[Component data from apps and pages]
╔══
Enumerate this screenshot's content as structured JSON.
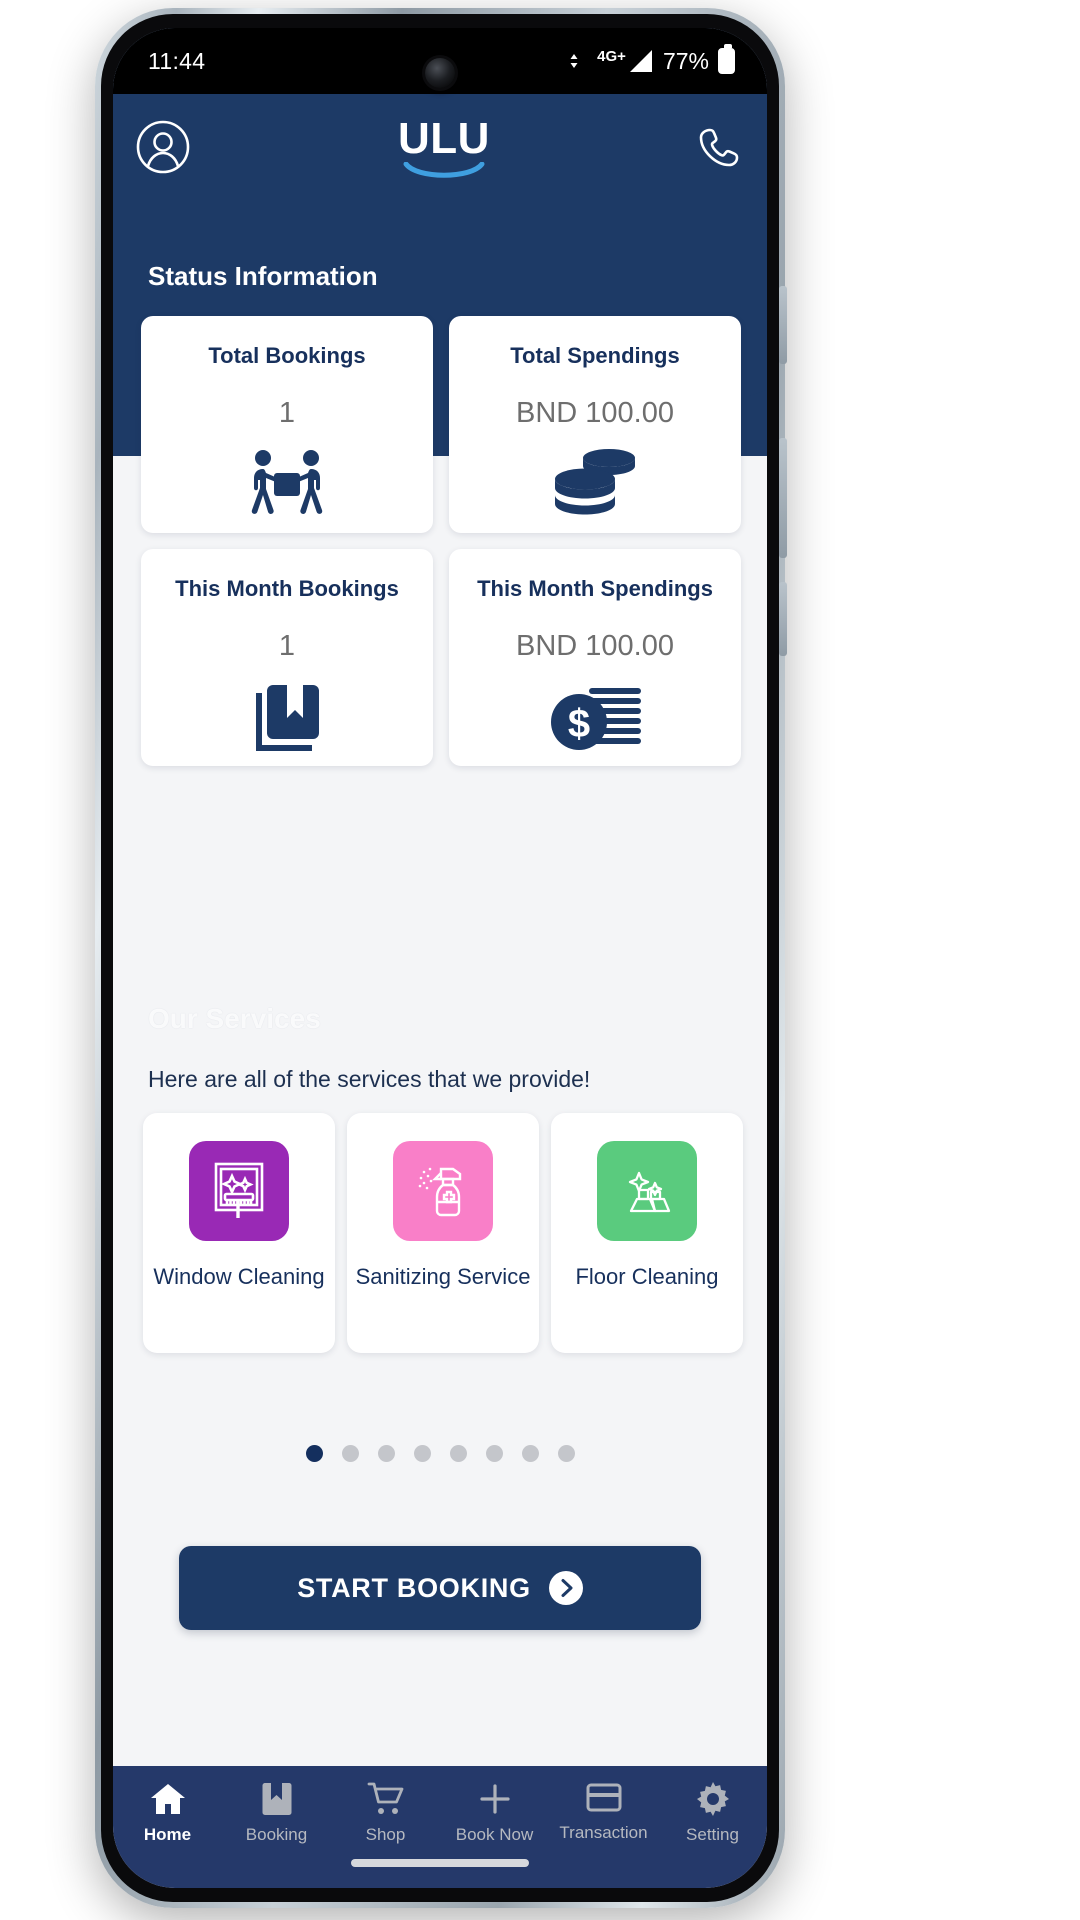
{
  "statusbar": {
    "time": "11:44",
    "network": "4G+",
    "battery_percent": "77%",
    "battery_icon": "battery-icon",
    "signal_icon": "signal-bars-icon",
    "camera_icon": "front-camera"
  },
  "header": {
    "brand": "ULU",
    "profile_icon": "user-circle-icon",
    "call_icon": "phone-icon",
    "section_title": "Status Information",
    "bg_color": "#1d3a66"
  },
  "stats": [
    {
      "label": "Total Bookings",
      "value": "1",
      "icon": "movers-carrying-box-icon"
    },
    {
      "label": "Total Spendings",
      "value": "BND 100.00",
      "icon": "coin-stack-icon"
    },
    {
      "label": "This Month Bookings",
      "value": "1",
      "icon": "bookmark-book-icon"
    },
    {
      "label": "This Month Spendings",
      "value": "BND 100.00",
      "icon": "dollar-coin-stack-icon"
    }
  ],
  "services": {
    "title": "Our Services",
    "subtitle": "Here are all of the services that we provide!",
    "items": [
      {
        "name": "Window Cleaning",
        "icon": "window-squeegee-icon",
        "color": "#9929b5"
      },
      {
        "name": "Sanitizing Service",
        "icon": "spray-bottle-icon",
        "color": "#f97fc8"
      },
      {
        "name": "Floor Cleaning",
        "icon": "sparkling-floor-icon",
        "color": "#5acb7e"
      }
    ],
    "dots_total": 8,
    "dots_active_index": 0,
    "active_dot_color": "#142f5e",
    "inactive_dot_color": "#c4c6cb"
  },
  "cta": {
    "label": "START BOOKING",
    "icon": "chevron-right-circle-icon",
    "color": "#1d3a66"
  },
  "bottom_nav": {
    "items": [
      {
        "label": "Home",
        "icon": "home-icon",
        "active": true
      },
      {
        "label": "Booking",
        "icon": "bookmark-icon",
        "active": false
      },
      {
        "label": "Shop",
        "icon": "cart-icon",
        "active": false
      },
      {
        "label": "Book Now",
        "icon": "plus-icon",
        "active": false
      },
      {
        "label": "Transaction",
        "icon": "credit-card-icon",
        "active": false
      },
      {
        "label": "Setting",
        "icon": "gear-icon",
        "active": false
      }
    ],
    "bg_color": "#25396a"
  }
}
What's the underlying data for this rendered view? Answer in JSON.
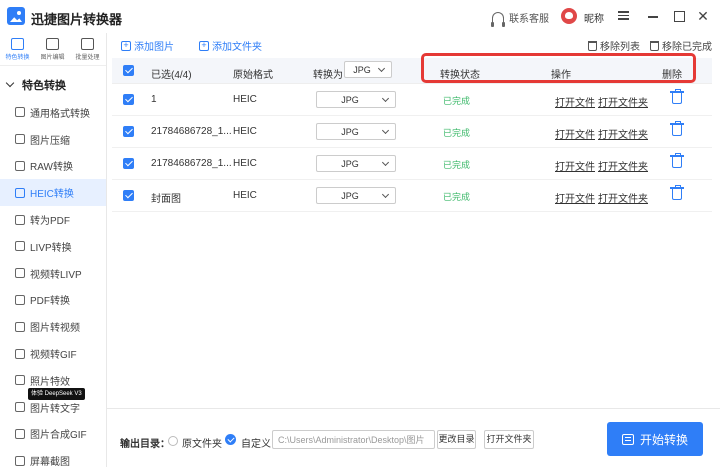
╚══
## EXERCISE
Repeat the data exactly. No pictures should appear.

## EXPECTED ANSWER
Enumerate this screenshot's content as structured JSON.
{
  "statusbar": {
    "time": "11:44",
    "network": "4G+",
    "battery_percent": "77%",
    "battery_icon": "battery-icon",
    "signal_icon": "signal-bars-icon",
    "camera_icon": "front-camera"
  },
  "header": {
    "brand": "ULU",
    "profile_icon": "user-circle-icon",
    "call_icon": "phone-icon",
    "section_title": "Status Information",
    "bg_color": "#1d3a66"
  },
  "stats": [
    {
      "label": "Total Bookings",
      "value": "1",
      "icon": "movers-carrying-box-icon"
    },
    {
      "label": "Total Spendings",
      "value": "BND 100.00",
      "icon": "coin-stack-icon"
    },
    {
      "label": "This Month Bookings",
      "value": "1",
      "icon": "bookmark-book-icon"
    },
    {
      "label": "This Month Spendings",
      "value": "BND 100.00",
      "icon": "dollar-coin-stack-icon"
    }
  ],
  "services": {
    "title": "Our Services",
    "subtitle": "Here are all of the services that we provide!",
    "items": [
      {
        "name": "Window Cleaning",
        "icon": "window-squeegee-icon",
        "color": "#9929b5"
      },
      {
        "name": "Sanitizing Service",
        "icon": "spray-bottle-icon",
        "color": "#f97fc8"
      },
      {
        "name": "Floor Cleaning",
        "icon": "sparkling-floor-icon",
        "color": "#5acb7e"
      }
    ],
    "dots_total": 8,
    "dots_active_index": 0,
    "active_dot_color": "#142f5e",
    "inactive_dot_color": "#c4c6cb"
  },
  "cta": {
    "label": "START BOOKING",
    "icon": "chevron-right-circle-icon",
    "color": "#1d3a66"
  },
  "bottom_nav": {
    "items": [
      {
        "label": "Home",
        "icon": "home-icon",
        "active": true
      },
      {
        "label": "Booking",
        "icon": "bookmark-icon",
        "active": false
      },
      {
        "label": "Shop",
        "icon": "cart-icon",
        "active": false
      },
      {
        "label": "Book Now",
        "icon": "plus-icon",
        "active": false
      },
      {
        "label": "Transaction",
        "icon": "credit-card-icon",
        "active": false
      },
      {
        "label": "Setting",
        "icon": "gear-icon",
        "active": false
      }
    ],
    "bg_color": "#25396a"
  }
}
What's the underlying data for this rendered view? Answer in JSON.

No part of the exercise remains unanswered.